An experimental drug that blocks the blood supply to fat cells helped obese monkeys lose weight, a promising sign in the search for obesity drugs that could apply to humans, US researchers said Wednesday.
The drug, known as Adipotide, works by attacking the blood supply of a certain kind of fat, known as white adipose tissue, that tends to accumulate under the skin and around the belly.
Most other obesity drugs focus on either reducing appetite, boosting metabolism or preventing the absorption of fat.
The research, led by the University of Texas MD Anderson Cancer Center, offers a potential new pathway for treatment and has also shown effects in mice who lost 30 percent of their body weight during treatment.
"Most drugs against obesity fail in transition between rodents and primates," said co-senior author Renata Pasqualini, whose study appears in the journal Science Translational Medicine.
"We're greatly encouraged to see substantial weight loss in a primate model of obesity that closely matches the human condition."
The monkeys in the study were spontaneously obese, meaning they overate of their own free will, avoided exercise and therefore had packed on extra pounds.
Their weight declined for the first three weeks of treatment, though a small uptick was seen in the fourth week. The average weight loss during that span of time was 11 percent of their body weight.
The drug designed by the MD Anderson group "binds to a protein on the surface of fat-supporting blood vessels," and contains a "synthetic peptide that triggers cell death," the findings said.
"Their blood supply gone, fat cells are reabsorbed and metabolized."
Clinical trials of the drug on obese men with prostate cancer are planned next, in which human subjects will get daily injections of the drug for 28 days.
"The question is, will their prostate cancer become better if we can reduce their body weight and the associated health risks?" asked co-author Wadih Arap, a professor in MD Anderson's David H. Koch Center for Applied Research of Genitourinary Cancers.
Another promising sign was that monkeys treated with the drug showed an improvement in their resistance to insulin, suggesting it may help ward off the development of type 2 diabetes.
However, it was seen to have some damaging effects to the kidneys, which could be lessened by administering the drug in smaller doses.
The journal noted that Arap, Pasqualini and some other researchers involved in the project own equity positions in two drug-development companies working on the research.
Those positions are "subjected to certain restrictions under institutional policy. MD Anderson manages and monitors the terms of these arrangements in accordance with its conflict-of-interest policy," it said.

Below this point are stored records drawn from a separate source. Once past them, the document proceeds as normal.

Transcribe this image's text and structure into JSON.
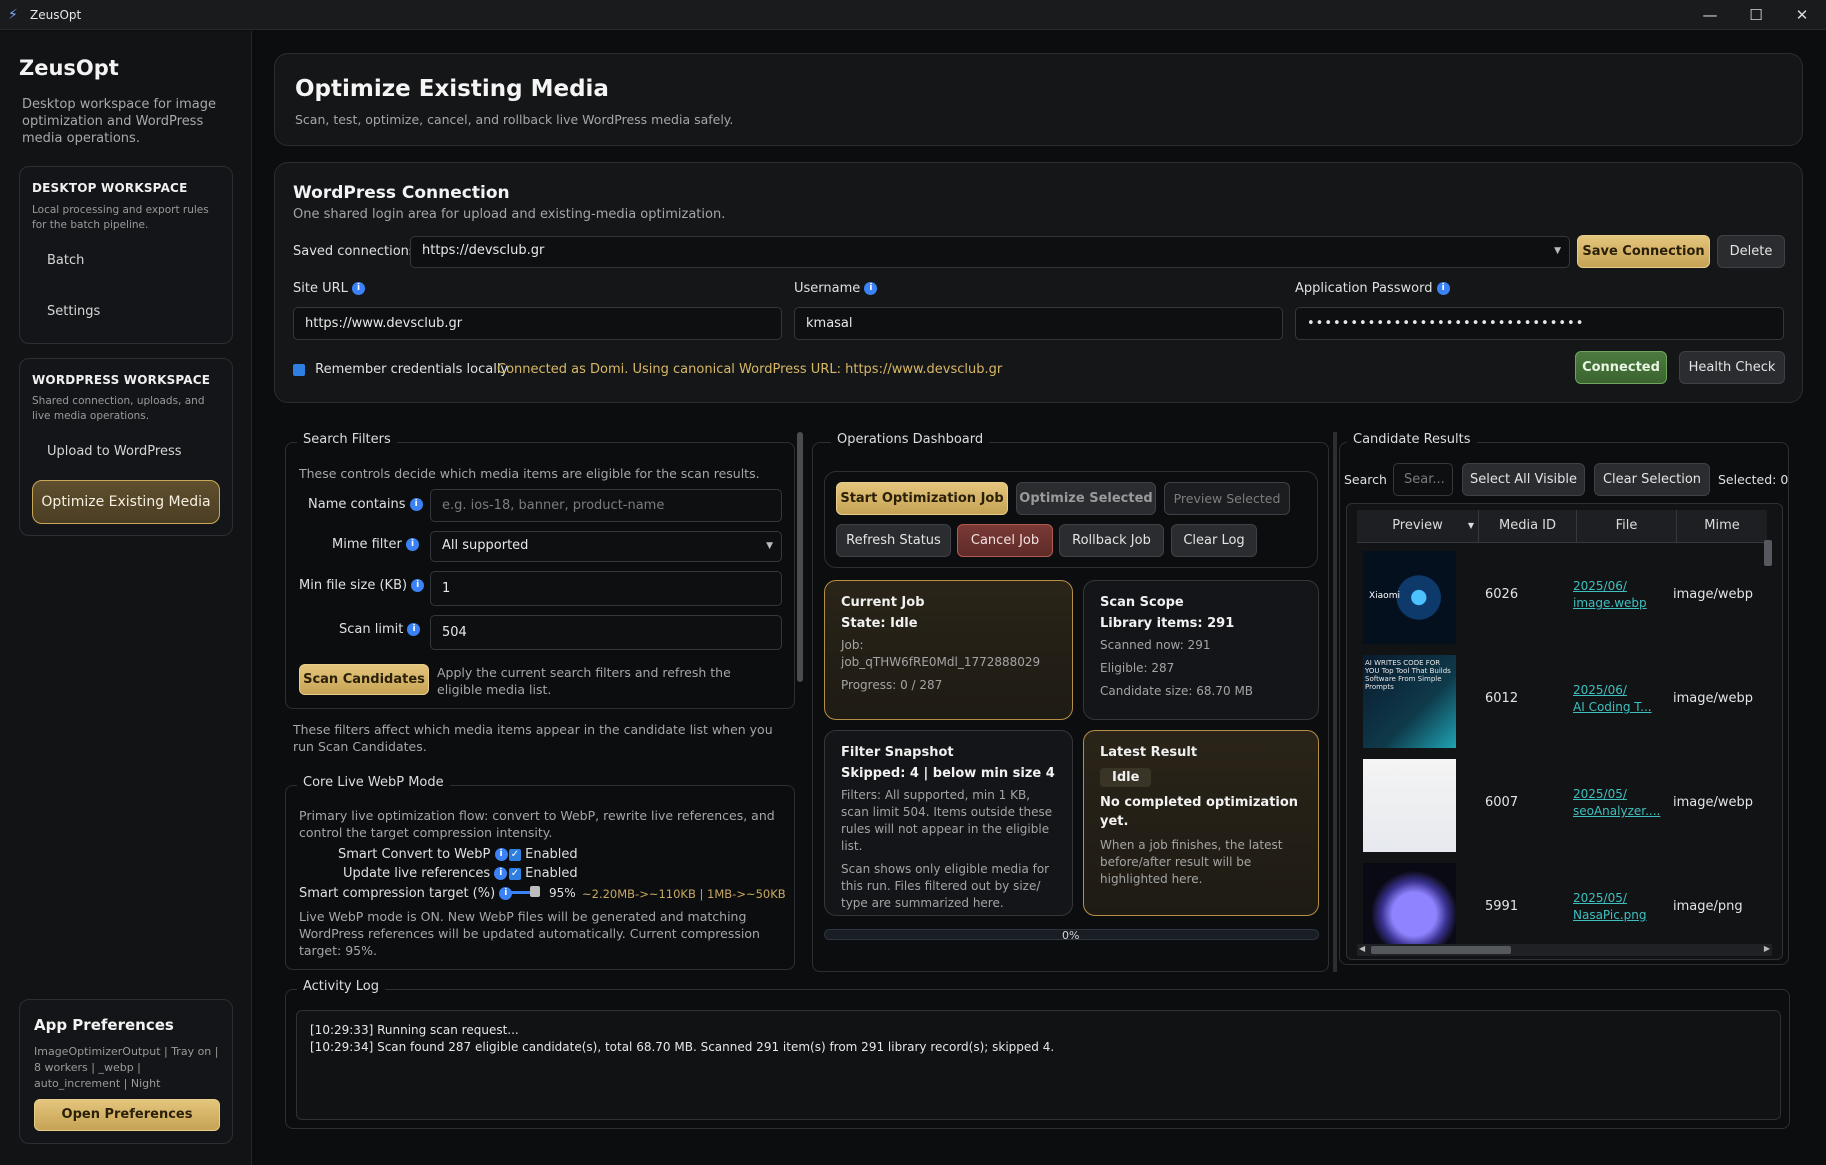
{
  "window": {
    "title": "ZeusOpt",
    "minimize": "—",
    "maximize": "☐",
    "close": "✕"
  },
  "sidebar": {
    "brand": "ZeusOpt",
    "brand_sub": "Desktop workspace for image optimization and WordPress media operations.",
    "desktop": {
      "title": "DESKTOP WORKSPACE",
      "desc": "Local processing and export rules for the batch pipeline.",
      "items": [
        "Batch",
        "Settings"
      ]
    },
    "wordpress": {
      "title": "WORDPRESS WORKSPACE",
      "desc": "Shared connection, uploads, and live media operations.",
      "items": [
        "Upload to WordPress",
        "Optimize Existing Media"
      ]
    },
    "prefs": {
      "title": "App Preferences",
      "desc": "ImageOptimizerOutput | Tray on | 8 workers | _webp | auto_increment | Night",
      "button": "Open Preferences"
    }
  },
  "header": {
    "title": "Optimize Existing Media",
    "subtitle": "Scan, test, optimize, cancel, and rollback live WordPress media safely."
  },
  "connection": {
    "title": "WordPress Connection",
    "subtitle": "One shared login area for upload and existing-media optimization.",
    "saved_label": "Saved connections",
    "saved_value": "https://devsclub.gr",
    "save_button": "Save Connection",
    "delete_button": "Delete",
    "site_url_label": "Site URL",
    "site_url_value": "https://www.devsclub.gr",
    "username_label": "Username",
    "username_value": "kmasal",
    "password_label": "Application Password",
    "password_value": "••••••••••••••••••••••••••••••••",
    "remember_label": "Remember credentials locally",
    "status_text": "Connected as Domi. Using canonical WordPress URL: https://www.devsclub.gr",
    "connected_button": "Connected",
    "health_button": "Health Check"
  },
  "filters": {
    "title": "Search Filters",
    "desc": "These controls decide which media items are eligible for the scan results.",
    "name_label": "Name contains",
    "name_placeholder": "e.g. ios-18, banner, product-name",
    "mime_label": "Mime filter",
    "mime_value": "All supported",
    "minsize_label": "Min file size (KB)",
    "minsize_value": "1",
    "limit_label": "Scan limit",
    "limit_value": "504",
    "scan_button": "Scan Candidates",
    "scan_hint": "Apply the current search filters and refresh the eligible media list.",
    "note": "These filters affect which media items appear in the candidate list when you run Scan Candidates."
  },
  "webp": {
    "title": "Core Live WebP Mode",
    "desc": "Primary live optimization flow: convert to WebP, rewrite live references, and control the target compression intensity.",
    "smart_label": "Smart Convert to WebP",
    "smart_value": "Enabled",
    "update_label": "Update live references",
    "update_value": "Enabled",
    "compression_label": "Smart compression target (%)",
    "compression_value": "95%",
    "compression_hint": "~2.20MB->~110KB | 1MB->~50KB",
    "compression_fraction": 0.95,
    "status": "Live WebP mode is ON. New WebP files will be generated and matching WordPress references will be updated automatically. Current compression target: 95%."
  },
  "ops": {
    "title": "Operations Dashboard",
    "buttons": {
      "start": "Start Optimization Job",
      "optimize": "Optimize Selected",
      "preview": "Preview Selected",
      "refresh": "Refresh Status",
      "cancel": "Cancel Job",
      "rollback": "Rollback Job",
      "clear": "Clear Log"
    },
    "current": {
      "title": "Current Job",
      "state": "State: Idle",
      "job": "Job: job_qTHW6fRE0Mdl_1772888029",
      "progress": "Progress: 0 / 287"
    },
    "scope": {
      "title": "Scan Scope",
      "library": "Library items: 291",
      "scanned": "Scanned now: 291",
      "eligible": "Eligible: 287",
      "size": "Candidate size: 68.70 MB"
    },
    "snapshot": {
      "title": "Filter Snapshot",
      "skipped": "Skipped: 4 | below min size 4",
      "text1": "Filters: All supported, min 1 KB, scan limit 504. Items outside these rules will not appear in the eligible list.",
      "text2": "Scan shows only eligible media for this run. Files filtered out by size/ type are summarized here."
    },
    "latest": {
      "title": "Latest Result",
      "badge": "Idle",
      "big": "No completed optimization yet.",
      "text": "When a job finishes, the latest before/after result will be highlighted here."
    },
    "progress_label": "0%",
    "progress_fraction": 0
  },
  "candidates": {
    "title": "Candidate Results",
    "search_label": "Search",
    "search_placeholder": "Sear...",
    "select_all": "Select All Visible",
    "clear_selection": "Clear Selection",
    "selected": "Selected: 0",
    "columns": [
      "Preview",
      "Media ID",
      "File",
      "Mime"
    ],
    "rows": [
      {
        "id": "6026",
        "file1": "2025/06/",
        "file2": "image.webp",
        "mime": "image/webp",
        "thumb_caption": "Xiaomi"
      },
      {
        "id": "6012",
        "file1": "2025/06/",
        "file2": "AI Coding T...",
        "mime": "image/webp",
        "thumb_caption": "AI WRITES CODE FOR YOU Top Tool That Builds Software From Simple Prompts"
      },
      {
        "id": "6007",
        "file1": "2025/05/",
        "file2": "seoAnalyzer....",
        "mime": "image/webp",
        "thumb_caption": ""
      },
      {
        "id": "5991",
        "file1": "2025/05/",
        "file2": "NasaPic.png",
        "mime": "image/png",
        "thumb_caption": ""
      }
    ]
  },
  "log": {
    "title": "Activity Log",
    "lines": [
      "[10:29:33] Running scan request...",
      "[10:29:34] Scan found 287 eligible candidate(s), total 68.70 MB. Scanned 291 item(s) from 291 library record(s); skipped 4."
    ]
  }
}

Funding for the research came from grants from the National Institutes of Health, the National Cancer Institute and several other foundations.